On my first trip to Billingsgate market, I decided to brave it and buy squids. Watching the stall owner pick up handfuls of squids and seeing the slime drip through his fingers, I just stood there saying to myself, Dunni you know you can decline and tell him you are no longer interested. Nevertheless, I paid for it and told him to wrap it in multiple layers of plastic. On getting home, I rinsed it with lime and packed it into the freezer. I never went back to it again for months despite bypassing it every time I opened the seafood freezer compartment to pick up my regular favourites like mussels, prawns and crab. While contemplating making Yamarita fries, I decided to get out the squids and make calamari as part 2 of my finger food posts. What happened in the days preceding making calamari last week saturday was a strange coincidence. I was flicking through channels and I stopped at a life and style channel that I hardly watch, only to see how to clean a squid. My shock at what I watched was palpable. All I did was rinse off the slime with lime juice and chuck in the freezer. Oh, dear. Cleaning squids is so very far from that, I could have given myself food poisoning. If you have never tried cooking squids at home because you have always considered it yucky, I hope I change your mind with this post. With my new-found confidence with preparing squids and enjoying it spiced to my taste and cheaper too, I am going to be exploring other ways of cooking the loads of squids in my freezer. Grilling is another option, or cooking it in a rich stew or in Paella. Today, I will be deep-frying it and serving it homemade Aioli. If you read my last post on Yamarita fries, this will be similar.
You will need
Squids – i used 8
Seasoning – knorr chicken cubes preferred
1 tsp cayenne pepper – dry pepper
1 tsp Curry powder
Aioli – recipe HERE
I will start with instructions on how to clean a squid, so you don’t make the same mistake I made
1. Layout the squids in a bowl/sink. Preferably the sink
2. Cut the tentacles from the body
3. Chop off the bulbous part of the tentacles, squeeze out the black squid ink and throw in the sink. This ink is edible, so you may want to save some to make black (squid ink) risotto or pasta. Using your index finger to feel for the bottom of the tentacles, push upwards towards you and the squid’s eye will come out. As you can see from the picture below (with two black tops). Detach this, and throw in the sink. Next thing will be for you to pull each tentacle through your fingers and scrape off any plasticky feeling bits. The Japanese keep this on, and it taste crunchy, so you can skip this step if you wish.
4. Put your fingers inside the main body of the squid and pull out all the inner bits, just as you would when cleaning fish. Pull out everything.
of importance to note is the transparent vertebrae. You will need to pull that out too
5. Rinse the conical-shaped body of the squid, in and out
cut into rings about 2 – 3cm wide
6. Repeat all the steps for the rest of the squids

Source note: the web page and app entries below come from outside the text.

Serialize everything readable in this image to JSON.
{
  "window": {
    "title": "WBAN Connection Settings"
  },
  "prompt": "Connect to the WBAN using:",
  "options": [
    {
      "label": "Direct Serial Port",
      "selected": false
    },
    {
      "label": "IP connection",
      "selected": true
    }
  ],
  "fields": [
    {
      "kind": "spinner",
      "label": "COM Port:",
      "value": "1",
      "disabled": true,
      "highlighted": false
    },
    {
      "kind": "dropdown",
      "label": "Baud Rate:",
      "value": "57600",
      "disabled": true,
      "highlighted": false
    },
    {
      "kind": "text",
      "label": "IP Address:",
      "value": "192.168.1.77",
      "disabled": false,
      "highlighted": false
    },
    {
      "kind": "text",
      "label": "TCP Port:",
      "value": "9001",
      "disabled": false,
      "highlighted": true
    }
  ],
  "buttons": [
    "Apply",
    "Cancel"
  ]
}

the difficult part is over. Now, to turn this into delicious calamari
7. Pour a generous amount of oil in a deep frying pan or saucepan and place on high heat. Get out an empty freezer bag or plastic bag. Prepare the flour mixture using all the dry ingredients i.e. 3 – 4 tbs of flour, 1 tsp curry powder, 1 tsp cayenne pepper, salt and half a seasoning cube.
transfer all the rings and tentacles into the freezer bag and shake around to ensure that all areas are coated in flour
8. Break an egg into a bowl, season with the other half of the seasoning cube and whisk. Dip a couple of rings and tentacles into the bowl
9. Place the rings into the pan of hot oil and fry till the rings and tentacles turn golden brown. Dooney’s Kitchen Tip: don’t leave it in the hot oil for too long. Golden brown is what you are aiming for. If you are worried about the squids not cooking through, don’t worry, it will cook through and be soft of the inside, crunchy on the outside.
…………….and that’s it. Golden, crunchy and delicious Calamari. Isn’t the yucky squid cleaning experience worth it now? Lol
You can replicate this recipe using fish, prawns, and crabs. Bon Appetite………